Share with others:


Print Email Read Later

Many know that Naomi Sims is regarded as fashion's first African-American supermodel.

She broke ground in the '60s and '70s with photos that ran on covers and within some of the industry's leading publications, including Life, Ladies' Home Journal and The New York Times, and paved the way for other black models such as Naomi Campbell and Beverly Johnson.

But that's often the extent of what people know about her -- including that she grew up in Homewood and graduated from Westinghouse High School, says Kilolo Luckett, an independent arts and fashion consultant and writer based in Pittsburgh.

"Most people that I talk to, besides folks who went to school with her, didn't even know that she was from Pittsburgh," she says. "I've done some research, and there hasn't been anything written about this woman."

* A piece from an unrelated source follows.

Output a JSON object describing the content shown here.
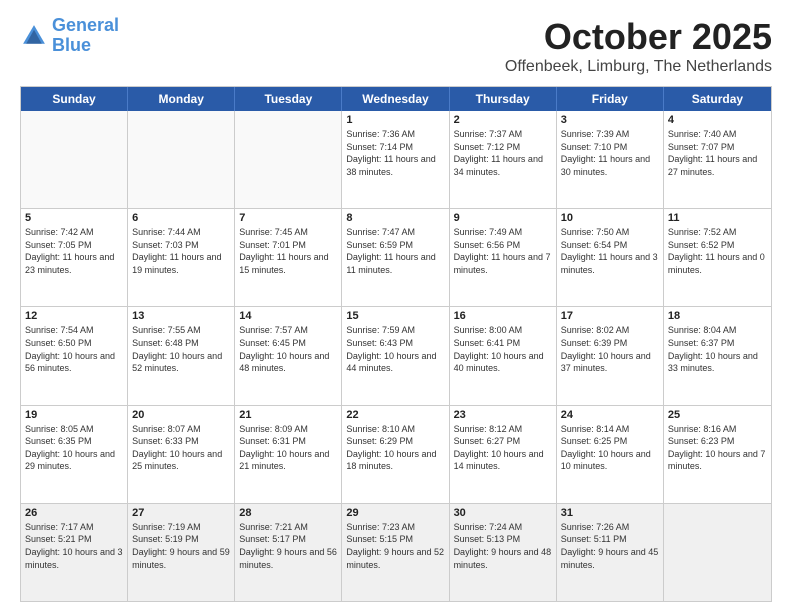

In the past few years, Ms. Luckett has taken on the task of reigniting remembrances of Sims. From 6-8 p.m. Thursday, the third annual Tribute to Legendary Supermodel Naomi Sims will be held at 720 Music, Clothing & Cafe, 4405 Butler St., Lawrenceville. It is held each March to commemorate Sims' birthday at the end of the month, when she would have turned 66. She died in 2009 from breast cancer.

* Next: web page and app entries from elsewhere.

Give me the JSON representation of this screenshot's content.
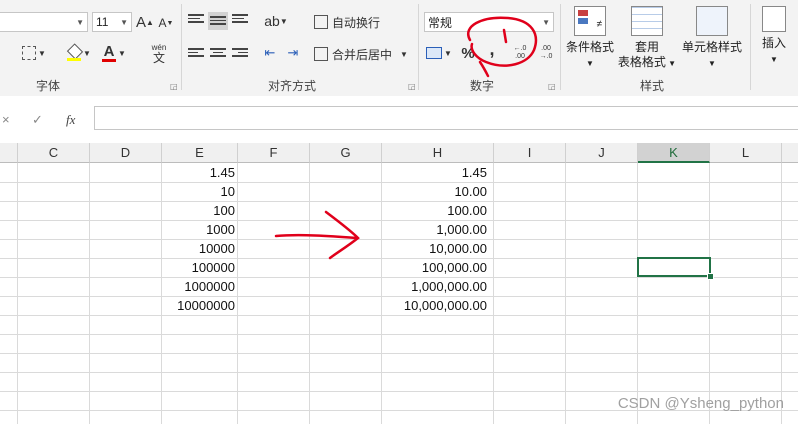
{
  "ribbon": {
    "font_size": "11",
    "font_grow": "A",
    "font_shrink": "A",
    "phonetic_glyph": "文",
    "phonetic_top": "wén",
    "font_color_glyph": "A",
    "groups": {
      "font": "字体",
      "alignment": "对齐方式",
      "number": "数字",
      "styles": "样式"
    },
    "wrap_text_label": "自动换行",
    "merge_center_label": "合并后居中",
    "number_format_value": "常规",
    "percent_glyph": "%",
    "comma_glyph": ",",
    "increase_decimal_glyph": "←.0 .00",
    "decrease_decimal_glyph": ".00 →.0",
    "conditional_format_label": "条件格式",
    "table_format_label_1": "套用",
    "table_format_label_2": "表格格式",
    "cell_styles_label": "单元格样式",
    "insert_label": "插入"
  },
  "formula_bar": {
    "cancel_glyph": "×",
    "enter_glyph": "✓",
    "fx_glyph": "fx",
    "value": ""
  },
  "grid": {
    "columns": [
      "C",
      "D",
      "E",
      "F",
      "G",
      "H",
      "I",
      "J",
      "K",
      "L"
    ],
    "selected_column": "K",
    "col_e_values": [
      "1.45",
      "10",
      "100",
      "1000",
      "10000",
      "100000",
      "1000000",
      "10000000"
    ],
    "col_h_values": [
      "1.45",
      "10.00",
      "100.00",
      "1,000.00",
      "10,000.00",
      "100,000.00",
      "1,000,000.00",
      "10,000,000.00"
    ]
  },
  "annotation_color": "#e0001b",
  "accent_color": "#217346",
  "watermark": "CSDN @Ysheng_python"
}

At the event, people can network, treat themselves to wine and hors d'oeuvres and listen to a brief presentation about Sims' contributions to fashion. In previous years, some of her childhood friends have attended and shared stories and photos of her from school, Ms. Luckett says.

In addition to coordinating the yearly gathering, Ms. Luckett is penning the authorized biography of Sims and hopes to have something published in about three years. Her research has taken her from the libraries of Pittsburgh to the estates of artist Ray Johnson, fashion editor Diana Vreeland and Sims. She's documented her interviews with fashion insiders and Sims' friends with plans to turn the footage into a documentary.

Ms. Luckett's interest in Sims stems back to childhood; both women were born in Mississippi.

"My parents kept magazines of her, and as a child I looked through them," she says. "This woman is not only stunning but a very interesting, smart woman."

After moving to Pittsburgh, she spotted Sims' photo on the Westinghouse High School "wall of fame" and learned she also had ties to the city before moving to the Big Apple to study at New York University and the Fashion Institute of Technology.

Her trailblazing went beyond fashion, Ms. Luckett says. For instance, she was an entrepreneur and worked with a chemist to create a synthetic fiber for wigs that more closely mimicked the look and texture of African-American hair. She also authored four books, including one focused on health, wellness and beauty for black women based on extensive research and interviews with doctors.

She was well known across multiple industries, Ms. Luckett says, and knew Andy Warhol, jewelry designer Elsa Peretti and artist Betye Saar. When she got married, Kenneth Clark, a doctor who testified in the landmark Brown vs. Board of Education civil rights case, gave her away at the ceremony.

Yet her name often isn't mentioned among these noteworthy figures -- but it deserves to be, Ms. Luckett says.

"I want to write her into history. I want her to be up there with Marissa Berenson and the Twiggys. She's that important of a person."

To RSVP for the tribute event, email info@creativelocal.org. For more from PG style editor Sara Bauknecht, check out the PG's Stylebook blog at www.post-gazette.com/stylebook. Follow her on Twitter @SaraB_PG.


Join the conversation:

Commenting policy | How to report abuse
To report inappropriate comments, abuse and/or repeat offenders, please send an email to socialmedia@post-gazette.com and include a link to the article and a copy of the comment. Your report will be reviewed in a timely manner. Thank you.
Commenting policy | How to report abuse

You have 2 remaining free articles this month

Try unlimited digital access

If you are an existing subscriber,
link your account for free access. Start here

You’ve reached the limit of free articles this month.

To continue unlimited reading

If you are an existing subscriber,
link your account for free access. Start here